But the boys had had enough. They agreed to pay Warren for a lift back to Tungsten. This country was too wild for them.
We could see the river below where the boys had been and the mountains looming up beside us. I noticed a road below. When I asked, Cam told me that it was a new mining road that ran from Tungsten to Macmillan Pass, which is north west of Ross River by about 500 kilometers.
“Need to carry gas if you’re on that road,” Cam said. “No towns along the way once you pass Ross River.”
Within fifteen minutes, we were deep into the Mackenzie Mountains where most creeks, valleys and peaks have never seen a human boot. The mineral distribution lent shades of red, yellow and brown to the rock and the upper valleys were fed by melting glaciers. I kept peering down thinking how much I’d like to visit each and every valley we passed.
“Holy shit,” I muttered, the speaker of my headphone on full blast.
“No more of that,” Cam said.
I assumed that Cam was religious and could understand that anyone who flew bush planes over this country would want to be on good terms with god. I swore no more.
We crossed onto the Brintnell Glacier, its crevasses threatening even from the plane. The granite of the peaks in the Cirque came into view. We circled once and flew to the east end of the lake. As we dropped the immense monolith of Cathedral Mountain guarding the entrance to the Cirque loomed ahead.
“Oh my fucking god!” Peggy hollered, her eyes wide, her hands against her mouth. I heard Cam chuckle, so I figured he’d given up worrying about God now that we were landing.
We hit the lake with hardly a bounce and taxied to the gravel bar where most visitors camped and as we disembarked we were greeted with a whoop and holler by the park officials. Peggy jumped down and stared at Cathedral, her mouth open.

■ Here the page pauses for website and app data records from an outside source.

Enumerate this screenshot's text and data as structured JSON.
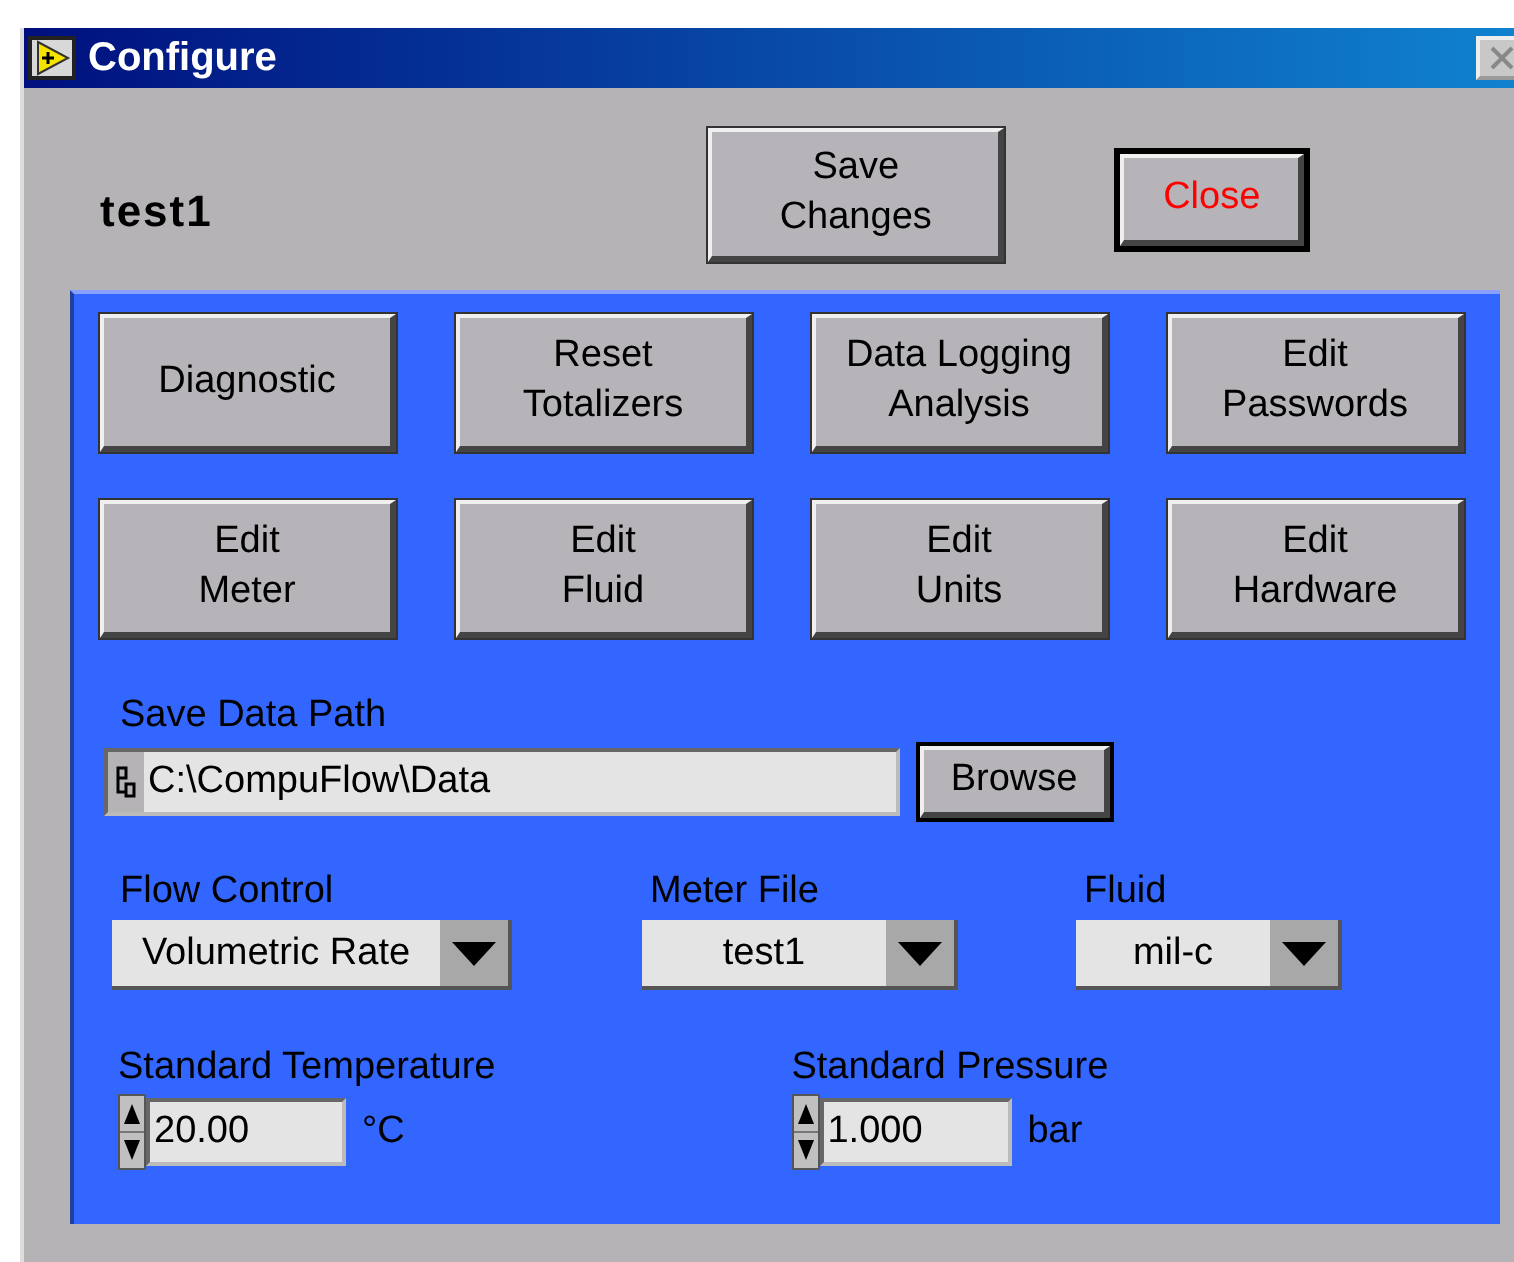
{
  "window": {
    "title": "Configure"
  },
  "header": {
    "name": "test1",
    "buttons": [
      {
        "label": "Save\nChanges",
        "default": false
      },
      {
        "label": "Close",
        "default": true
      }
    ]
  },
  "actions": [
    {
      "label": "Diagnostic"
    },
    {
      "label": "Reset\nTotalizers"
    },
    {
      "label": "Data Logging\nAnalysis"
    },
    {
      "label": "Edit\nPasswords"
    },
    {
      "label": "Edit\nMeter"
    },
    {
      "label": "Edit\nFluid"
    },
    {
      "label": "Edit\nUnits"
    },
    {
      "label": "Edit\nHardware"
    }
  ],
  "save_data_path": {
    "label": "Save Data Path",
    "value": "C:\\CompuFlow\\Data",
    "button": "Browse"
  },
  "dropdowns": [
    {
      "label": "Flow Control",
      "value": "Volumetric Rate"
    },
    {
      "label": "Meter File",
      "value": "test1"
    },
    {
      "label": "Fluid",
      "value": "mil-c"
    }
  ],
  "numerics": [
    {
      "label": "Standard Temperature",
      "value": "20.00",
      "unit": "°C"
    },
    {
      "label": "Standard Pressure",
      "value": "1.000",
      "unit": "bar"
    }
  ]
}
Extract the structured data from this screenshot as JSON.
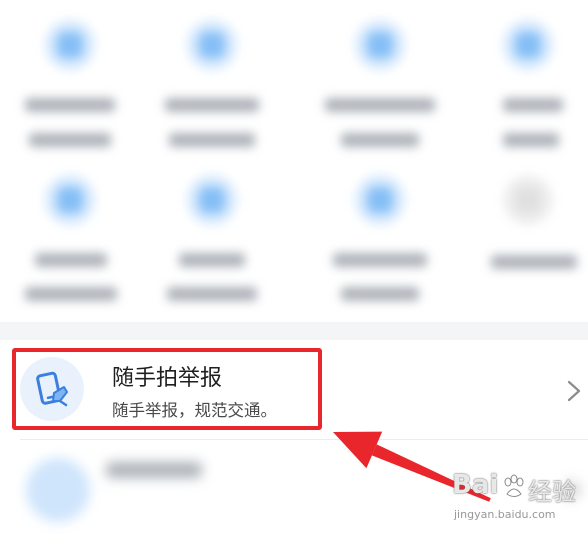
{
  "list": {
    "items": [
      {
        "title": "随手拍举报",
        "subtitle": "随手举报，规范交通。",
        "icon": "phone-report-icon",
        "accent_color": "#3b7fe0",
        "icon_bg_color": "#e9f2fc"
      }
    ]
  },
  "annotation": {
    "highlight_color": "#e8262b",
    "arrow_color": "#e8262b"
  },
  "watermark": {
    "brand": "Bai",
    "brand_cn": "经验",
    "url": "jingyan.baidu.com"
  }
}
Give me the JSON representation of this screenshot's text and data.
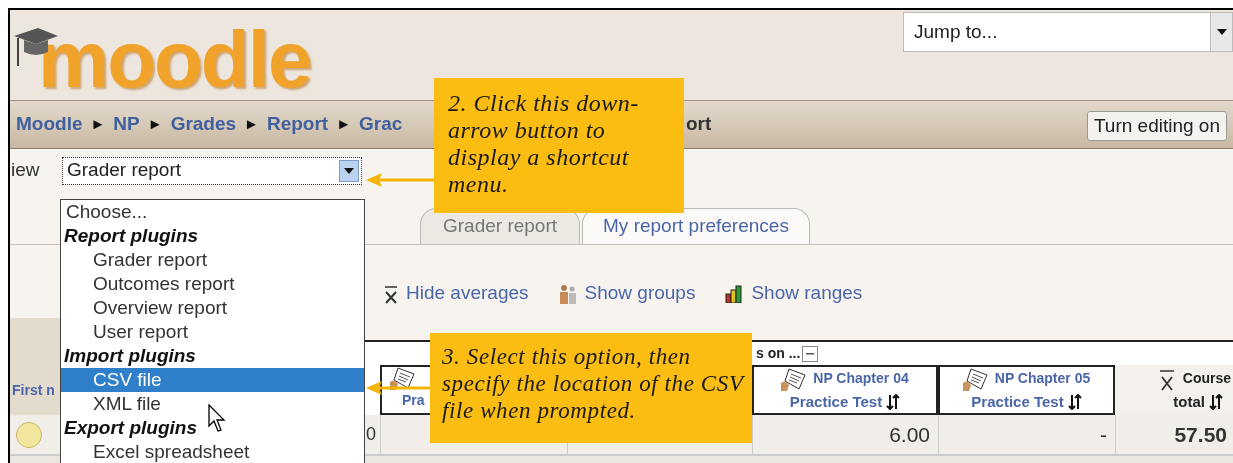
{
  "logo": {
    "text": "moodle"
  },
  "jump_menu": {
    "value": "Jump to..."
  },
  "breadcrumb": [
    {
      "kind": "link",
      "text": "Moodle"
    },
    {
      "kind": "separator",
      "text": "►"
    },
    {
      "kind": "link",
      "text": "NP"
    },
    {
      "kind": "separator",
      "text": "►"
    },
    {
      "kind": "link",
      "text": "Grades"
    },
    {
      "kind": "separator",
      "text": "►"
    },
    {
      "kind": "link",
      "text": "Report"
    },
    {
      "kind": "separator",
      "text": "►"
    },
    {
      "kind": "link",
      "text": "Grac"
    }
  ],
  "breadcrumb_current_fragment": "ort",
  "editing_button": "Turn editing on",
  "view": {
    "label": "iew",
    "value": "Grader report"
  },
  "view_menu": [
    {
      "kind": "option",
      "text": "Choose...",
      "selected": false
    },
    {
      "kind": "group",
      "text": "Report plugins"
    },
    {
      "kind": "option",
      "text": "Grader report",
      "selected": false
    },
    {
      "kind": "option",
      "text": "Outcomes report",
      "selected": false
    },
    {
      "kind": "option",
      "text": "Overview report",
      "selected": false
    },
    {
      "kind": "option",
      "text": "User report",
      "selected": false
    },
    {
      "kind": "group",
      "text": "Import plugins"
    },
    {
      "kind": "option",
      "text": "CSV file",
      "selected": true
    },
    {
      "kind": "option",
      "text": "XML file",
      "selected": false
    },
    {
      "kind": "group",
      "text": "Export plugins"
    },
    {
      "kind": "option",
      "text": "Excel spreadsheet",
      "selected": false
    }
  ],
  "tabs": [
    {
      "label": "Grader report",
      "selected": true
    },
    {
      "label": "My report preferences",
      "selected": false
    }
  ],
  "toolbar": [
    {
      "kind": "averages",
      "label": "Hide averages"
    },
    {
      "kind": "groups",
      "label": "Show groups"
    },
    {
      "kind": "ranges",
      "label": "Show ranges"
    }
  ],
  "table": {
    "group_fragment": "s on ...",
    "columns": [
      {
        "kind": "name",
        "title": "First n"
      },
      {
        "kind": "grade_item",
        "subtitle": "Pra"
      },
      {
        "kind": "grade_item",
        "title": "NP Chapter 04",
        "subtitle": "Practice Test"
      },
      {
        "kind": "grade_item",
        "title": "NP Chapter 05",
        "subtitle": "Practice Test"
      },
      {
        "kind": "course_total",
        "title": "Course",
        "subtitle": "total"
      }
    ],
    "rows": [
      {
        "column_2": "0",
        "column_5": "6.00",
        "column_6": "-",
        "column_7": "57.50"
      }
    ]
  },
  "callouts": [
    {
      "text": "2. Click this down-arrow button to display a shortcut menu."
    },
    {
      "text": "3. Select this option, then specify the location of the CSV file when prompted."
    }
  ]
}
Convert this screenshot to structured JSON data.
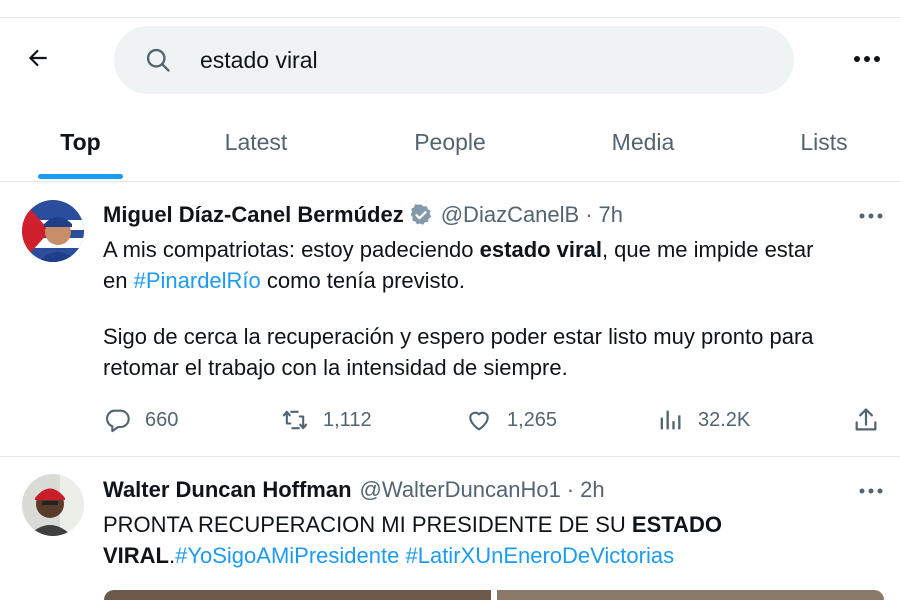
{
  "search": {
    "query": "estado viral"
  },
  "tabs": [
    {
      "label": "Top",
      "active": true
    },
    {
      "label": "Latest",
      "active": false
    },
    {
      "label": "People",
      "active": false
    },
    {
      "label": "Media",
      "active": false
    },
    {
      "label": "Lists",
      "active": false
    }
  ],
  "colors": {
    "accent": "#1d9bf0",
    "secondary_text": "#536471",
    "search_bg": "#eff3f4"
  },
  "tweets": [
    {
      "name": "Miguel Díaz-Canel Bermúdez",
      "verified": true,
      "handle": "@DiazCanelB",
      "dot": "·",
      "time": "7h",
      "text": {
        "l1_a": "A mis compatriotas: estoy padeciendo ",
        "l1_b": "estado viral",
        "l1_c": ", que me impide estar",
        "l2_a": "en ",
        "l2_tag": "#PinardelRío",
        "l2_c": " como tenía previsto.",
        "l3": "Sigo de cerca la recuperación y espero poder estar listo muy pronto  para",
        "l4": "retomar el trabajo con la intensidad de siempre."
      },
      "actions": {
        "replies": "660",
        "reposts": "1,112",
        "likes": "1,265",
        "views": "32.2K"
      },
      "icons": [
        "reply-icon",
        "repost-icon",
        "like-icon",
        "views-icon",
        "share-icon"
      ]
    },
    {
      "name": "Walter Duncan Hoffman",
      "verified": false,
      "handle": "@WalterDuncanHo1",
      "dot": "·",
      "time": "2h",
      "text": {
        "l1_a": "PRONTA RECUPERACION MI PRESIDENTE DE SU ",
        "l1_b": "ESTADO",
        "l2_a": "VIRAL",
        "l2_b": ".",
        "l2_tag1": "#YoSigoAMiPresidente",
        "l2_sp": " ",
        "l2_tag2": "#LatirXUnEneroDeVictorias"
      }
    }
  ]
}
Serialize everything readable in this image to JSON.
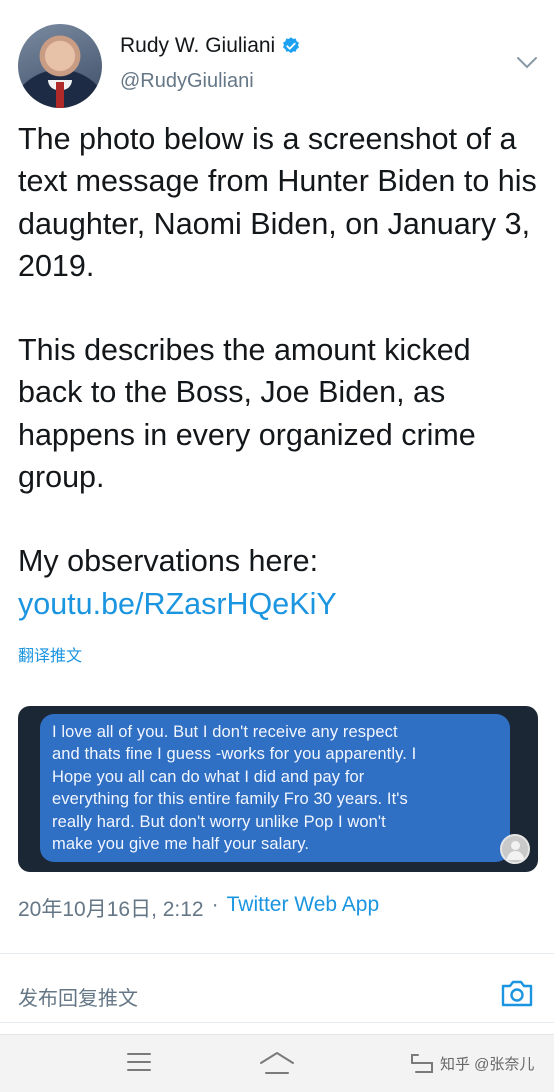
{
  "tweet": {
    "display_name": "Rudy W. Giuliani",
    "handle": "@RudyGiuliani",
    "paragraph_1": "The photo below is a screenshot of a text message from Hunter Biden to his daughter, Naomi Biden, on January 3, 2019.",
    "paragraph_2": "This describes the amount kicked back to the Boss, Joe Biden, as happens in every organized crime group.",
    "paragraph_3_text": "My observations here: ",
    "paragraph_3_link": "youtu.be/RZasrHQeKiY",
    "translate_label": "翻译推文",
    "timestamp": "20年10月16日, 2:12",
    "separator": "·",
    "source": "Twitter Web App"
  },
  "message_image": {
    "lines": [
      "I love all of you. But I don't receive any respect",
      "and thats fine I guess -works for you apparently. I",
      "Hope you all can do what I did and pay for",
      "everything for this entire family Fro 30 years. It's",
      "really hard. But don't worry unlike Pop I won't",
      "make you give me half your salary."
    ]
  },
  "reply": {
    "placeholder": "发布回复推文"
  },
  "navbar": {
    "watermark": "知乎 @张奈儿"
  },
  "colors": {
    "link": "#1b95e0",
    "verified": "#1da1f2",
    "secondary_text": "#657786",
    "bubble": "#2f6fc4"
  },
  "icons": [
    "verified-badge-icon",
    "chevron-down-icon",
    "camera-icon",
    "menu-icon",
    "home-icon",
    "back-icon"
  ]
}
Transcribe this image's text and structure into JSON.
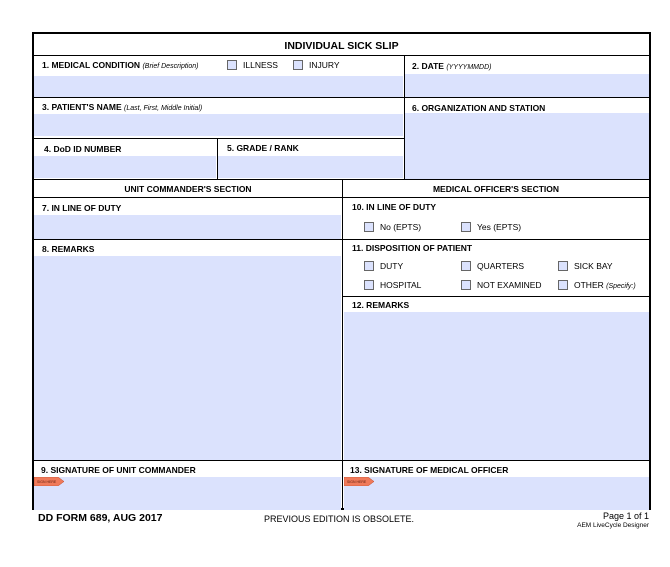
{
  "form": {
    "title": "INDIVIDUAL SICK SLIP",
    "block1": {
      "label": "1. MEDICAL CONDITION",
      "hint": "(Brief Description)",
      "illness": "ILLNESS",
      "injury": "INJURY"
    },
    "block2": {
      "label": "2. DATE",
      "hint": "(YYYYMMDD)"
    },
    "block3": {
      "label": "3. PATIENT'S NAME",
      "hint": "(Last, First, Middle Initial)"
    },
    "block4": {
      "label": "4. DoD ID NUMBER"
    },
    "block5": {
      "label": "5. GRADE / RANK"
    },
    "block6": {
      "label": "6. ORGANIZATION AND STATION"
    },
    "unit_section": "UNIT COMMANDER'S SECTION",
    "medical_section": "MEDICAL OFFICER'S SECTION",
    "block7": {
      "label": "7. IN LINE OF DUTY"
    },
    "block8": {
      "label": "8. REMARKS"
    },
    "block9": {
      "label": "9. SIGNATURE OF UNIT COMMANDER"
    },
    "block10": {
      "label": "10. IN LINE OF DUTY",
      "no": "No (EPTS)",
      "yes": "Yes (EPTS)"
    },
    "block11": {
      "label": "11. DISPOSITION OF PATIENT",
      "duty": "DUTY",
      "quarters": "QUARTERS",
      "sickbay": "SICK BAY",
      "hospital": "HOSPITAL",
      "not_examined": "NOT EXAMINED",
      "other": "OTHER",
      "other_hint": "(Specify:)"
    },
    "block12": {
      "label": "12. REMARKS"
    },
    "block13": {
      "label": "13. SIGNATURE OF MEDICAL OFFICER"
    },
    "sign_tag": "SIGN HERE"
  },
  "footer": {
    "form_id": "DD FORM 689, AUG 2017",
    "edition": "PREVIOUS EDITION IS OBSOLETE.",
    "page": "Page 1 of 1",
    "designer": "AEM LiveCycle Designer"
  },
  "colors": {
    "field": "#dbe2fd",
    "sign_tag": "#f07a5a"
  }
}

“Tomorrow, you can touch it Peggy,” I said. “If you have any strength left after you’ve climbed up there.”